### Dataset entries
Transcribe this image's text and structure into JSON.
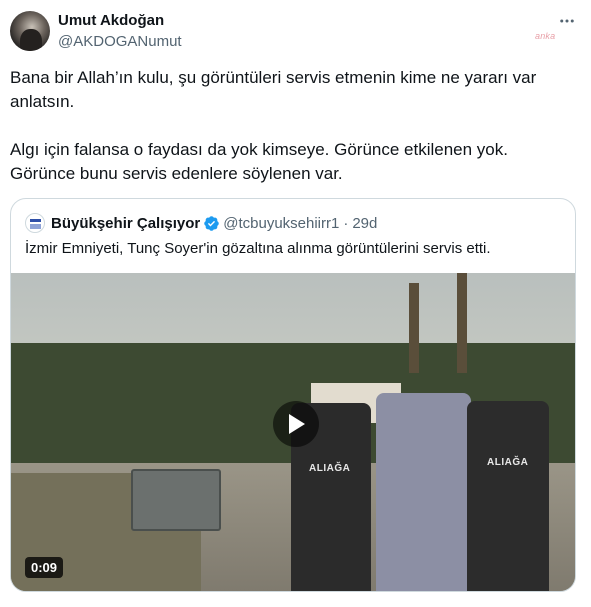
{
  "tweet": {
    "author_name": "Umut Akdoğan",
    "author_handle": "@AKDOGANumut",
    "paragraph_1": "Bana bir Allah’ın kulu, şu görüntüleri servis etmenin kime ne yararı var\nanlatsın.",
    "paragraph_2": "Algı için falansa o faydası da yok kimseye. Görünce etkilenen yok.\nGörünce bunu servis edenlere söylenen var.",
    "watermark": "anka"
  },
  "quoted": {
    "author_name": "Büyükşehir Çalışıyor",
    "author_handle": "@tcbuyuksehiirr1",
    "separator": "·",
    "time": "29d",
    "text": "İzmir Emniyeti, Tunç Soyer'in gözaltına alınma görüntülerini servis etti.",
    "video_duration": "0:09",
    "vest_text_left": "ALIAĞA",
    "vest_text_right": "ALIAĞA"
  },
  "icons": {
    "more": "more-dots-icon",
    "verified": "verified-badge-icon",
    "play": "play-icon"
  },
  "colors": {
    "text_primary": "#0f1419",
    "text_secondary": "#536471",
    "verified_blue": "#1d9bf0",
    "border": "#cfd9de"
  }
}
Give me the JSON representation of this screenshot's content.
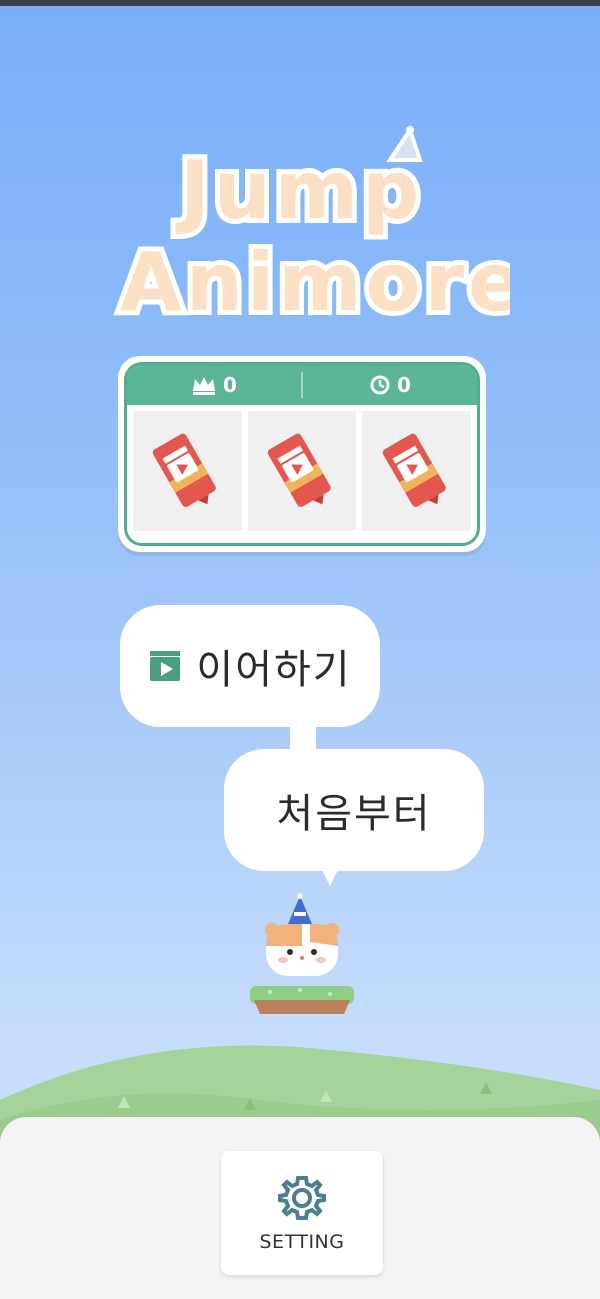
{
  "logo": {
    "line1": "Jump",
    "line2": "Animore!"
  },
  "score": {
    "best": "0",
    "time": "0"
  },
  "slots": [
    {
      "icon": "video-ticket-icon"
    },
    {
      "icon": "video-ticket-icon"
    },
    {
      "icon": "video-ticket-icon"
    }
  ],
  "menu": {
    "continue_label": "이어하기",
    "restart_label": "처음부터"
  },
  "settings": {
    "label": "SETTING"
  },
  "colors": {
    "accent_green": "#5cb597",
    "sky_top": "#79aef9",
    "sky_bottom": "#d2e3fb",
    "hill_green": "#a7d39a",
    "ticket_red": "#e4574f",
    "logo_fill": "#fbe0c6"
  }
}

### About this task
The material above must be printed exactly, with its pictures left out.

### Response box
Transcribe this image's text and structure into JSON.
{
  "tweet": {
    "author_name": "Umut Akdoğan",
    "author_handle": "@AKDOGANumut",
    "paragraph_1": "Bana bir Allah’ın kulu, şu görüntüleri servis etmenin kime ne yararı var\nanlatsın.",
    "paragraph_2": "Algı için falansa o faydası da yok kimseye. Görünce etkilenen yok.\nGörünce bunu servis edenlere söylenen var.",
    "watermark": "anka"
  },
  "quoted": {
    "author_name": "Büyükşehir Çalışıyor",
    "author_handle": "@tcbuyuksehiirr1",
    "separator": "·",
    "time": "29d",
    "text": "İzmir Emniyeti, Tunç Soyer'in gözaltına alınma görüntülerini servis etti.",
    "video_duration": "0:09",
    "vest_text_left": "ALIAĞA",
    "vest_text_right": "ALIAĞA"
  },
  "icons": {
    "more": "more-dots-icon",
    "verified": "verified-badge-icon",
    "play": "play-icon"
  },
  "colors": {
    "text_primary": "#0f1419",
    "text_secondary": "#536471",
    "verified_blue": "#1d9bf0",
    "border": "#cfd9de"
  }
}
Give me the JSON representation of this screenshot's content.
{
  "logo": {
    "line1": "Jump",
    "line2": "Animore!"
  },
  "score": {
    "best": "0",
    "time": "0"
  },
  "slots": [
    {
      "icon": "video-ticket-icon"
    },
    {
      "icon": "video-ticket-icon"
    },
    {
      "icon": "video-ticket-icon"
    }
  ],
  "menu": {
    "continue_label": "이어하기",
    "restart_label": "처음부터"
  },
  "settings": {
    "label": "SETTING"
  },
  "colors": {
    "accent_green": "#5cb597",
    "sky_top": "#79aef9",
    "sky_bottom": "#d2e3fb",
    "hill_green": "#a7d39a",
    "ticket_red": "#e4574f",
    "logo_fill": "#fbe0c6"
  }
}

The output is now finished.